■ **Brief**
Using the listing below, extract each line that has the word "value" in it.

■ **Provided records**
----

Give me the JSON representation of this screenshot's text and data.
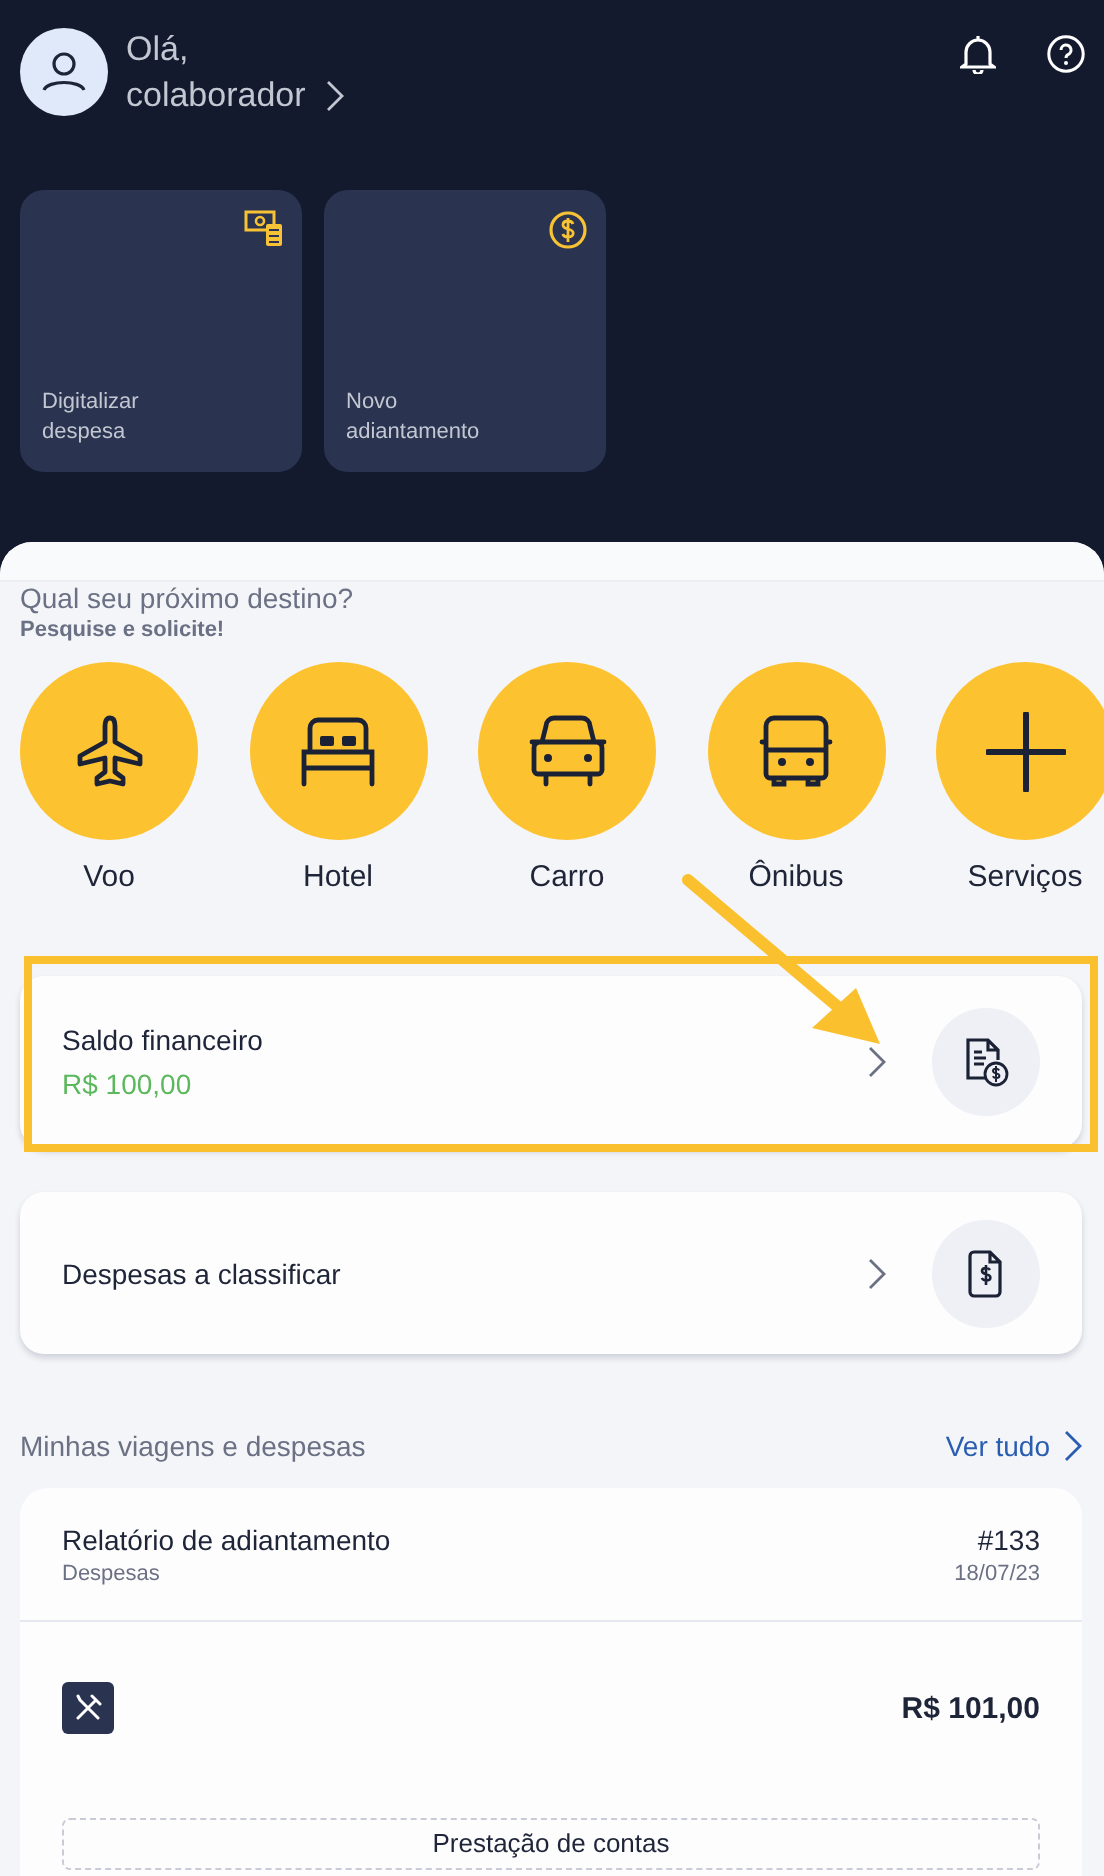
{
  "header": {
    "greeting": "Olá,",
    "user": "colaborador"
  },
  "shortcuts": [
    {
      "label": "Digitalizar despesa"
    },
    {
      "label": "Novo adiantamento"
    }
  ],
  "destinations": {
    "title": "Qual seu próximo destino?",
    "subtitle": "Pesquise e solicite!",
    "items": [
      {
        "label": "Voo"
      },
      {
        "label": "Hotel"
      },
      {
        "label": "Carro"
      },
      {
        "label": "Ônibus"
      },
      {
        "label": "Serviços"
      }
    ]
  },
  "cards": [
    {
      "title": "Saldo financeiro",
      "amount": "R$ 100,00",
      "highlighted": true
    },
    {
      "title": "Despesas a classificar",
      "highlighted": false
    }
  ],
  "trips": {
    "title": "Minhas viagens e despesas",
    "link": "Ver tudo"
  },
  "report": {
    "title": "Relatório de adiantamento",
    "category": "Despesas",
    "number": "#133",
    "date": "18/07/23",
    "amount": "R$ 101,00",
    "action": "Prestação de contas"
  }
}
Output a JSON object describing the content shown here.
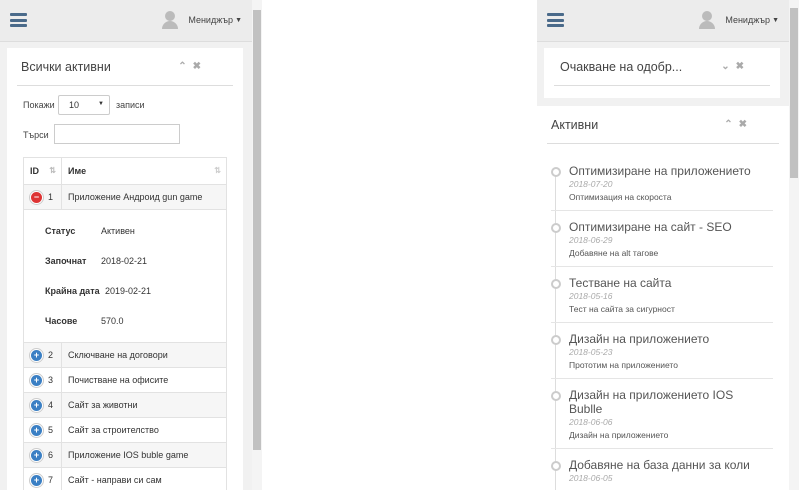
{
  "left": {
    "user_label": "Мениджър",
    "panel_title": "Всички активни",
    "show_label": "Покажи",
    "page_size": "10",
    "records_label": "записи",
    "search_label": "Търси",
    "columns": [
      "ID",
      "Име"
    ],
    "expanded_row": {
      "id": "1",
      "name": "Приложение Андроид gun game",
      "details": [
        {
          "label": "Статус",
          "value": "Активен"
        },
        {
          "label": "Започнат",
          "value": "2018-02-21"
        },
        {
          "label": "Крайна дата",
          "value": "2019-02-21"
        },
        {
          "label": "Часове",
          "value": "570.0"
        }
      ]
    },
    "rows": [
      {
        "id": "2",
        "name": "Сключване на договори"
      },
      {
        "id": "3",
        "name": "Почистване на офисите"
      },
      {
        "id": "4",
        "name": "Сайт за животни"
      },
      {
        "id": "5",
        "name": "Сайт за строителство"
      },
      {
        "id": "6",
        "name": "Приложение IOS buble game"
      },
      {
        "id": "7",
        "name": "Сайт - направи си сам"
      }
    ]
  },
  "right": {
    "user_label": "Мениджър",
    "pending_title": "Очакване на одобр...",
    "active_title": "Активни",
    "timeline": [
      {
        "title": "Оптимизиране на приложението",
        "date": "2018-07-20",
        "desc": "Оптимизация на скороста"
      },
      {
        "title": "Оптимизиране на сайт - SEO",
        "date": "2018-06-29",
        "desc": "Добавяне на alt тагове"
      },
      {
        "title": "Тестване на сайта",
        "date": "2018-05-16",
        "desc": "Тест на сайта за сигурност"
      },
      {
        "title": "Дизайн на приложението",
        "date": "2018-05-23",
        "desc": "Прототим на приложението"
      },
      {
        "title": "Дизайн на приложението IOS Bublle",
        "date": "2018-06-06",
        "desc": "Дизайн на приложението"
      },
      {
        "title": "Добавяне на база данни за коли",
        "date": "2018-06-05",
        "desc": ""
      }
    ]
  }
}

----

■ **Exercise solution**
          "value": "Активен"
          "value": "2018-02-21"
          "value": "2019-02-21"
          "value": "570.0"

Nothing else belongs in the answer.